=== Begin Enclosure ===
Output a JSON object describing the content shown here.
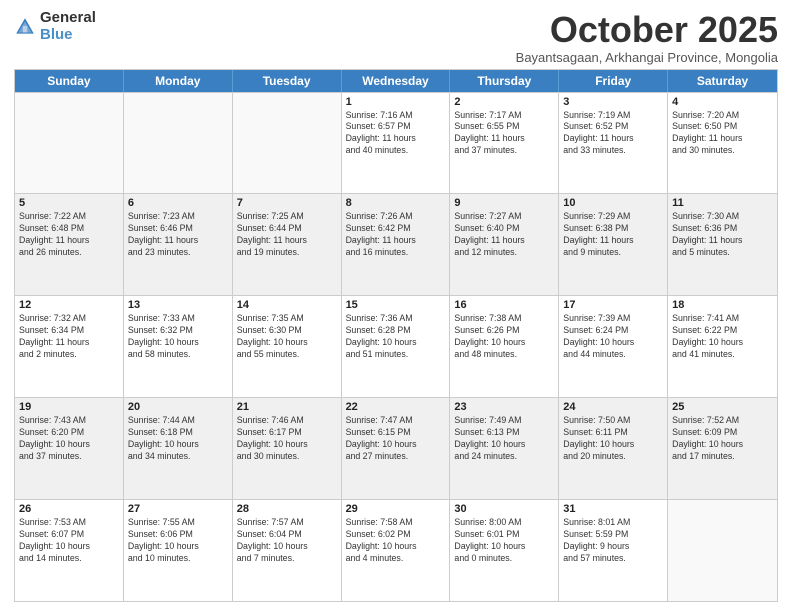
{
  "logo": {
    "general": "General",
    "blue": "Blue"
  },
  "title": "October 2025",
  "location": "Bayantsagaan, Arkhangai Province, Mongolia",
  "headers": [
    "Sunday",
    "Monday",
    "Tuesday",
    "Wednesday",
    "Thursday",
    "Friday",
    "Saturday"
  ],
  "weeks": [
    [
      {
        "day": "",
        "info": ""
      },
      {
        "day": "",
        "info": ""
      },
      {
        "day": "",
        "info": ""
      },
      {
        "day": "1",
        "info": "Sunrise: 7:16 AM\nSunset: 6:57 PM\nDaylight: 11 hours\nand 40 minutes."
      },
      {
        "day": "2",
        "info": "Sunrise: 7:17 AM\nSunset: 6:55 PM\nDaylight: 11 hours\nand 37 minutes."
      },
      {
        "day": "3",
        "info": "Sunrise: 7:19 AM\nSunset: 6:52 PM\nDaylight: 11 hours\nand 33 minutes."
      },
      {
        "day": "4",
        "info": "Sunrise: 7:20 AM\nSunset: 6:50 PM\nDaylight: 11 hours\nand 30 minutes."
      }
    ],
    [
      {
        "day": "5",
        "info": "Sunrise: 7:22 AM\nSunset: 6:48 PM\nDaylight: 11 hours\nand 26 minutes."
      },
      {
        "day": "6",
        "info": "Sunrise: 7:23 AM\nSunset: 6:46 PM\nDaylight: 11 hours\nand 23 minutes."
      },
      {
        "day": "7",
        "info": "Sunrise: 7:25 AM\nSunset: 6:44 PM\nDaylight: 11 hours\nand 19 minutes."
      },
      {
        "day": "8",
        "info": "Sunrise: 7:26 AM\nSunset: 6:42 PM\nDaylight: 11 hours\nand 16 minutes."
      },
      {
        "day": "9",
        "info": "Sunrise: 7:27 AM\nSunset: 6:40 PM\nDaylight: 11 hours\nand 12 minutes."
      },
      {
        "day": "10",
        "info": "Sunrise: 7:29 AM\nSunset: 6:38 PM\nDaylight: 11 hours\nand 9 minutes."
      },
      {
        "day": "11",
        "info": "Sunrise: 7:30 AM\nSunset: 6:36 PM\nDaylight: 11 hours\nand 5 minutes."
      }
    ],
    [
      {
        "day": "12",
        "info": "Sunrise: 7:32 AM\nSunset: 6:34 PM\nDaylight: 11 hours\nand 2 minutes."
      },
      {
        "day": "13",
        "info": "Sunrise: 7:33 AM\nSunset: 6:32 PM\nDaylight: 10 hours\nand 58 minutes."
      },
      {
        "day": "14",
        "info": "Sunrise: 7:35 AM\nSunset: 6:30 PM\nDaylight: 10 hours\nand 55 minutes."
      },
      {
        "day": "15",
        "info": "Sunrise: 7:36 AM\nSunset: 6:28 PM\nDaylight: 10 hours\nand 51 minutes."
      },
      {
        "day": "16",
        "info": "Sunrise: 7:38 AM\nSunset: 6:26 PM\nDaylight: 10 hours\nand 48 minutes."
      },
      {
        "day": "17",
        "info": "Sunrise: 7:39 AM\nSunset: 6:24 PM\nDaylight: 10 hours\nand 44 minutes."
      },
      {
        "day": "18",
        "info": "Sunrise: 7:41 AM\nSunset: 6:22 PM\nDaylight: 10 hours\nand 41 minutes."
      }
    ],
    [
      {
        "day": "19",
        "info": "Sunrise: 7:43 AM\nSunset: 6:20 PM\nDaylight: 10 hours\nand 37 minutes."
      },
      {
        "day": "20",
        "info": "Sunrise: 7:44 AM\nSunset: 6:18 PM\nDaylight: 10 hours\nand 34 minutes."
      },
      {
        "day": "21",
        "info": "Sunrise: 7:46 AM\nSunset: 6:17 PM\nDaylight: 10 hours\nand 30 minutes."
      },
      {
        "day": "22",
        "info": "Sunrise: 7:47 AM\nSunset: 6:15 PM\nDaylight: 10 hours\nand 27 minutes."
      },
      {
        "day": "23",
        "info": "Sunrise: 7:49 AM\nSunset: 6:13 PM\nDaylight: 10 hours\nand 24 minutes."
      },
      {
        "day": "24",
        "info": "Sunrise: 7:50 AM\nSunset: 6:11 PM\nDaylight: 10 hours\nand 20 minutes."
      },
      {
        "day": "25",
        "info": "Sunrise: 7:52 AM\nSunset: 6:09 PM\nDaylight: 10 hours\nand 17 minutes."
      }
    ],
    [
      {
        "day": "26",
        "info": "Sunrise: 7:53 AM\nSunset: 6:07 PM\nDaylight: 10 hours\nand 14 minutes."
      },
      {
        "day": "27",
        "info": "Sunrise: 7:55 AM\nSunset: 6:06 PM\nDaylight: 10 hours\nand 10 minutes."
      },
      {
        "day": "28",
        "info": "Sunrise: 7:57 AM\nSunset: 6:04 PM\nDaylight: 10 hours\nand 7 minutes."
      },
      {
        "day": "29",
        "info": "Sunrise: 7:58 AM\nSunset: 6:02 PM\nDaylight: 10 hours\nand 4 minutes."
      },
      {
        "day": "30",
        "info": "Sunrise: 8:00 AM\nSunset: 6:01 PM\nDaylight: 10 hours\nand 0 minutes."
      },
      {
        "day": "31",
        "info": "Sunrise: 8:01 AM\nSunset: 5:59 PM\nDaylight: 9 hours\nand 57 minutes."
      },
      {
        "day": "",
        "info": ""
      }
    ]
  ]
}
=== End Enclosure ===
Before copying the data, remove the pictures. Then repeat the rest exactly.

Output a JSON object describing the content shown here.
{
  "logo": {
    "general": "General",
    "blue": "Blue"
  },
  "title": "October 2025",
  "location": "Bayantsagaan, Arkhangai Province, Mongolia",
  "headers": [
    "Sunday",
    "Monday",
    "Tuesday",
    "Wednesday",
    "Thursday",
    "Friday",
    "Saturday"
  ],
  "weeks": [
    [
      {
        "day": "",
        "info": ""
      },
      {
        "day": "",
        "info": ""
      },
      {
        "day": "",
        "info": ""
      },
      {
        "day": "1",
        "info": "Sunrise: 7:16 AM\nSunset: 6:57 PM\nDaylight: 11 hours\nand 40 minutes."
      },
      {
        "day": "2",
        "info": "Sunrise: 7:17 AM\nSunset: 6:55 PM\nDaylight: 11 hours\nand 37 minutes."
      },
      {
        "day": "3",
        "info": "Sunrise: 7:19 AM\nSunset: 6:52 PM\nDaylight: 11 hours\nand 33 minutes."
      },
      {
        "day": "4",
        "info": "Sunrise: 7:20 AM\nSunset: 6:50 PM\nDaylight: 11 hours\nand 30 minutes."
      }
    ],
    [
      {
        "day": "5",
        "info": "Sunrise: 7:22 AM\nSunset: 6:48 PM\nDaylight: 11 hours\nand 26 minutes."
      },
      {
        "day": "6",
        "info": "Sunrise: 7:23 AM\nSunset: 6:46 PM\nDaylight: 11 hours\nand 23 minutes."
      },
      {
        "day": "7",
        "info": "Sunrise: 7:25 AM\nSunset: 6:44 PM\nDaylight: 11 hours\nand 19 minutes."
      },
      {
        "day": "8",
        "info": "Sunrise: 7:26 AM\nSunset: 6:42 PM\nDaylight: 11 hours\nand 16 minutes."
      },
      {
        "day": "9",
        "info": "Sunrise: 7:27 AM\nSunset: 6:40 PM\nDaylight: 11 hours\nand 12 minutes."
      },
      {
        "day": "10",
        "info": "Sunrise: 7:29 AM\nSunset: 6:38 PM\nDaylight: 11 hours\nand 9 minutes."
      },
      {
        "day": "11",
        "info": "Sunrise: 7:30 AM\nSunset: 6:36 PM\nDaylight: 11 hours\nand 5 minutes."
      }
    ],
    [
      {
        "day": "12",
        "info": "Sunrise: 7:32 AM\nSunset: 6:34 PM\nDaylight: 11 hours\nand 2 minutes."
      },
      {
        "day": "13",
        "info": "Sunrise: 7:33 AM\nSunset: 6:32 PM\nDaylight: 10 hours\nand 58 minutes."
      },
      {
        "day": "14",
        "info": "Sunrise: 7:35 AM\nSunset: 6:30 PM\nDaylight: 10 hours\nand 55 minutes."
      },
      {
        "day": "15",
        "info": "Sunrise: 7:36 AM\nSunset: 6:28 PM\nDaylight: 10 hours\nand 51 minutes."
      },
      {
        "day": "16",
        "info": "Sunrise: 7:38 AM\nSunset: 6:26 PM\nDaylight: 10 hours\nand 48 minutes."
      },
      {
        "day": "17",
        "info": "Sunrise: 7:39 AM\nSunset: 6:24 PM\nDaylight: 10 hours\nand 44 minutes."
      },
      {
        "day": "18",
        "info": "Sunrise: 7:41 AM\nSunset: 6:22 PM\nDaylight: 10 hours\nand 41 minutes."
      }
    ],
    [
      {
        "day": "19",
        "info": "Sunrise: 7:43 AM\nSunset: 6:20 PM\nDaylight: 10 hours\nand 37 minutes."
      },
      {
        "day": "20",
        "info": "Sunrise: 7:44 AM\nSunset: 6:18 PM\nDaylight: 10 hours\nand 34 minutes."
      },
      {
        "day": "21",
        "info": "Sunrise: 7:46 AM\nSunset: 6:17 PM\nDaylight: 10 hours\nand 30 minutes."
      },
      {
        "day": "22",
        "info": "Sunrise: 7:47 AM\nSunset: 6:15 PM\nDaylight: 10 hours\nand 27 minutes."
      },
      {
        "day": "23",
        "info": "Sunrise: 7:49 AM\nSunset: 6:13 PM\nDaylight: 10 hours\nand 24 minutes."
      },
      {
        "day": "24",
        "info": "Sunrise: 7:50 AM\nSunset: 6:11 PM\nDaylight: 10 hours\nand 20 minutes."
      },
      {
        "day": "25",
        "info": "Sunrise: 7:52 AM\nSunset: 6:09 PM\nDaylight: 10 hours\nand 17 minutes."
      }
    ],
    [
      {
        "day": "26",
        "info": "Sunrise: 7:53 AM\nSunset: 6:07 PM\nDaylight: 10 hours\nand 14 minutes."
      },
      {
        "day": "27",
        "info": "Sunrise: 7:55 AM\nSunset: 6:06 PM\nDaylight: 10 hours\nand 10 minutes."
      },
      {
        "day": "28",
        "info": "Sunrise: 7:57 AM\nSunset: 6:04 PM\nDaylight: 10 hours\nand 7 minutes."
      },
      {
        "day": "29",
        "info": "Sunrise: 7:58 AM\nSunset: 6:02 PM\nDaylight: 10 hours\nand 4 minutes."
      },
      {
        "day": "30",
        "info": "Sunrise: 8:00 AM\nSunset: 6:01 PM\nDaylight: 10 hours\nand 0 minutes."
      },
      {
        "day": "31",
        "info": "Sunrise: 8:01 AM\nSunset: 5:59 PM\nDaylight: 9 hours\nand 57 minutes."
      },
      {
        "day": "",
        "info": ""
      }
    ]
  ]
}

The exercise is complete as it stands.